This matter of episcopal residences and what might be proper admittedly can get complicated.
Bishop David O'Connell moved out of the traditional bishop's residence in downtown Trenton, N.J., and purchased a more modest abode, but he upset Catholics who felt that moving represented abandonment of a troubled city that had experienced the loss of Catholic schools and parishes.
In the Denver archdiocese, construction began last month on a $6.5 million Holy Trinity Center, which will include a new bishop's residence but also communal living and large-scale meeting rooms and space for public functions. The new construction is part of a larger plan to relieve pressure on space at a seminary complex where the bishop currently resides.
And it is worth noting that in addition to the financial crunch created by the sex abuse crisis in Philadelphia and Boston, the personal preferences of prelates in both cities were behind the sales of iconic, baronial residences. Other bishops as well over the years have downsized, moving to humbler dwellings.
Nothing is complicated about the Newark case. This is clearly the material of episcopal scandal, hedonism undisguised, a level of clerical privilege that knows no bounds.
What can the example possibly suggest about the church to the residents of Newark, where 28 percent of the population lives below the poverty level? How does one, in that context, explain the Lazarus story? The rich young man? The beatitudes? What does one say in the face of Pope Francis' call for a humbler church, for bishops who walk with their people, with his urging a poor church for the poor? Myers swims in his endless pool while the city of Newark drowns in poverty.

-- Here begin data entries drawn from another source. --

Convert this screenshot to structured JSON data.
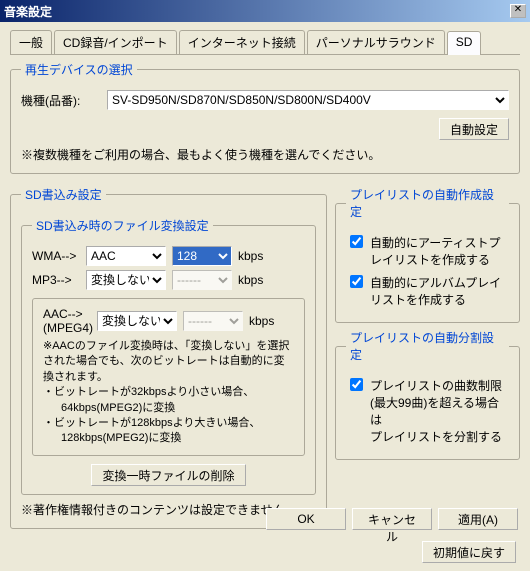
{
  "window": {
    "title": "音楽設定"
  },
  "tabs": {
    "items": [
      "一般",
      "CD録音/インポート",
      "インターネット接続",
      "パーソナルサラウンド",
      "SD"
    ],
    "active": "SD"
  },
  "device": {
    "legend": "再生デバイスの選択",
    "label": "機種(品番):",
    "selected": "SV-SD950N/SD870N/SD850N/SD800N/SD400V",
    "auto_btn": "自動設定",
    "note": "※複数機種をご利用の場合、最もよく使う機種を選んでください。"
  },
  "sdwrite": {
    "legend": "SD書込み設定",
    "convert": {
      "legend": "SD書込み時のファイル変換設定",
      "wma_label": "WMA-->",
      "wma_format": "AAC",
      "wma_bitrate": "128",
      "kbps": "kbps",
      "mp3_label": "MP3-->",
      "mp3_format": "変換しない",
      "mp3_bitrate": "------",
      "aac": {
        "label1": "AAC-->",
        "label2": "(MPEG4)",
        "format": "変換しない",
        "bitrate": "------",
        "note1": "※AACのファイル変換時は、「変換しない」を選択された場合でも、次のビットレートは自動的に変換されます。",
        "bullet1": "・ビットレートが32kbpsより小さい場合、",
        "bullet1b": "64kbps(MPEG2)に変換",
        "bullet2": "・ビットレートが128kbpsより大きい場合、",
        "bullet2b": "128kbps(MPEG2)に変換"
      },
      "delete_btn": "変換一時ファイルの削除"
    },
    "copyright_note": "※著作権情報付きのコンテンツは設定できません。"
  },
  "playlist_auto": {
    "legend": "プレイリストの自動作成設定",
    "chk1": "自動的にアーティストプレイリストを作成する",
    "chk2": "自動的にアルバムプレイリストを作成する"
  },
  "playlist_split": {
    "legend": "プレイリストの自動分割設定",
    "chk1_l1": "プレイリストの曲数制限",
    "chk1_l2": "(最大99曲)を超える場合は",
    "chk1_l3": "プレイリストを分割する"
  },
  "buttons": {
    "reset": "初期値に戻す",
    "ok": "OK",
    "cancel": "キャンセル",
    "apply": "適用(A)"
  }
}
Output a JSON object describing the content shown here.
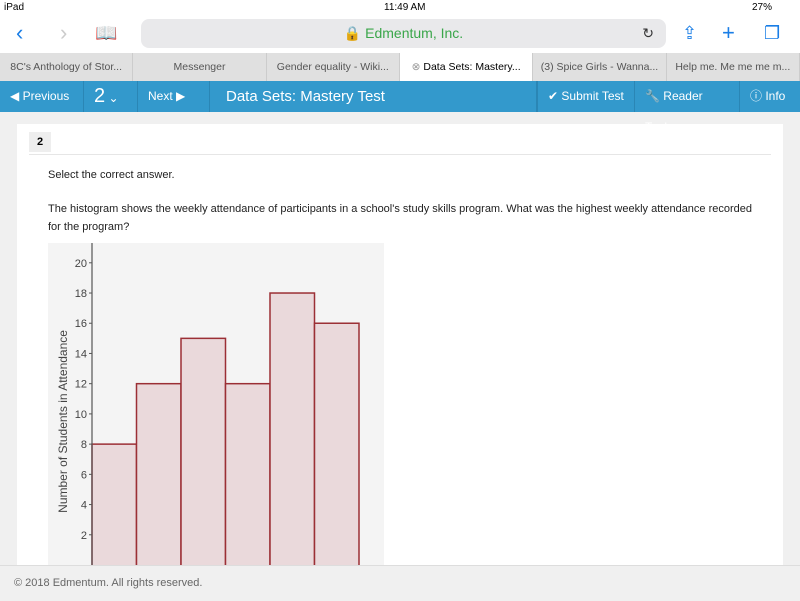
{
  "status": {
    "device": "iPad",
    "time": "11:49 AM",
    "battery": "27%"
  },
  "browser": {
    "url_label": "Edmentum, Inc.",
    "tabs": [
      {
        "label": "8C's Anthology of Stor..."
      },
      {
        "label": "Messenger"
      },
      {
        "label": "Gender equality - Wiki..."
      },
      {
        "label": "Data Sets: Mastery...",
        "active": true
      },
      {
        "label": "(3) Spice Girls - Wanna..."
      },
      {
        "label": "Help me. Me me me m..."
      }
    ]
  },
  "nav": {
    "previous": "Previous",
    "question_number": "2",
    "next": "Next",
    "title": "Data Sets: Mastery Test",
    "submit": "Submit Test",
    "reader_tools": "Reader Tools",
    "info": "Info",
    "color": "#3399cc"
  },
  "question": {
    "number": "2",
    "instruction": "Select the correct answer.",
    "text": "The histogram shows the weekly attendance of participants in a school's study skills program. What was the highest weekly attendance recorded for the program?"
  },
  "chart_data": {
    "type": "bar",
    "ylabel": "Number of Students in Attendance",
    "values": [
      8,
      12,
      15,
      12,
      18,
      16
    ],
    "yticks": [
      2,
      4,
      6,
      8,
      10,
      12,
      14,
      16,
      18,
      20
    ],
    "ylim": [
      0,
      21
    ],
    "bar_fill": "#ead9db",
    "bar_stroke": "#9b2f35",
    "grid": false
  },
  "footer": {
    "copyright": "© 2018 Edmentum. All rights reserved."
  }
}
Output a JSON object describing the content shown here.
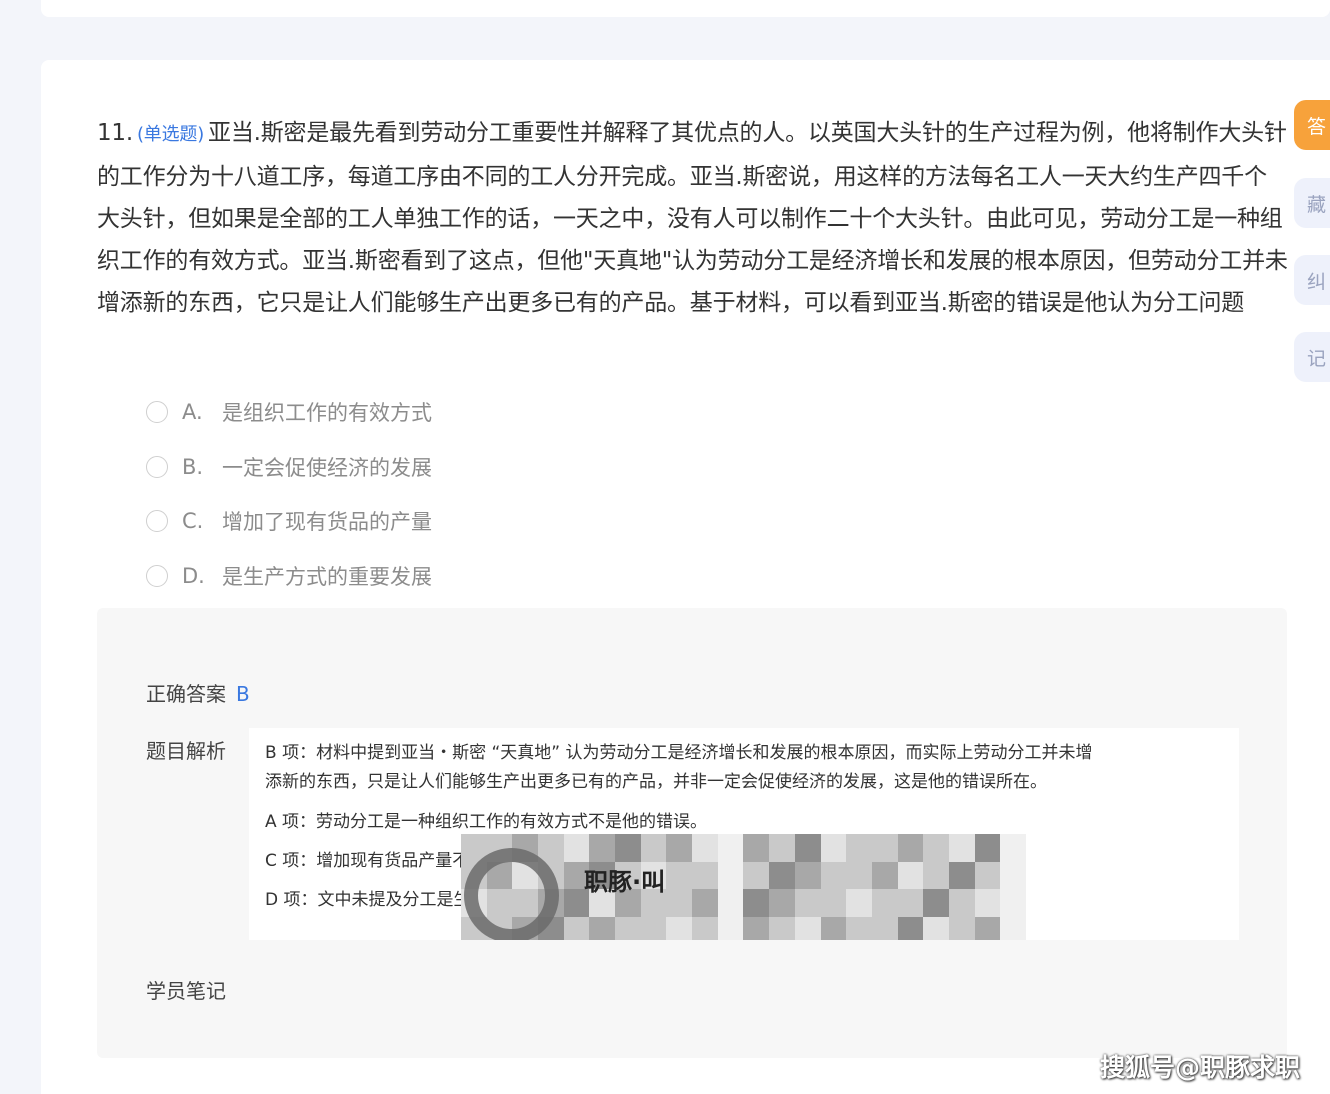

Myers may present an excessive case of the priesthood of unaccountable privilege, but the case is not, though extreme, irrelevant. It is valuable in shedding light on the kind of accepted corruption that has infected the church for decades, manifest in the seemingly endless abuse and financial scandals, and that has drained the church of so much of its moral authority and credibility.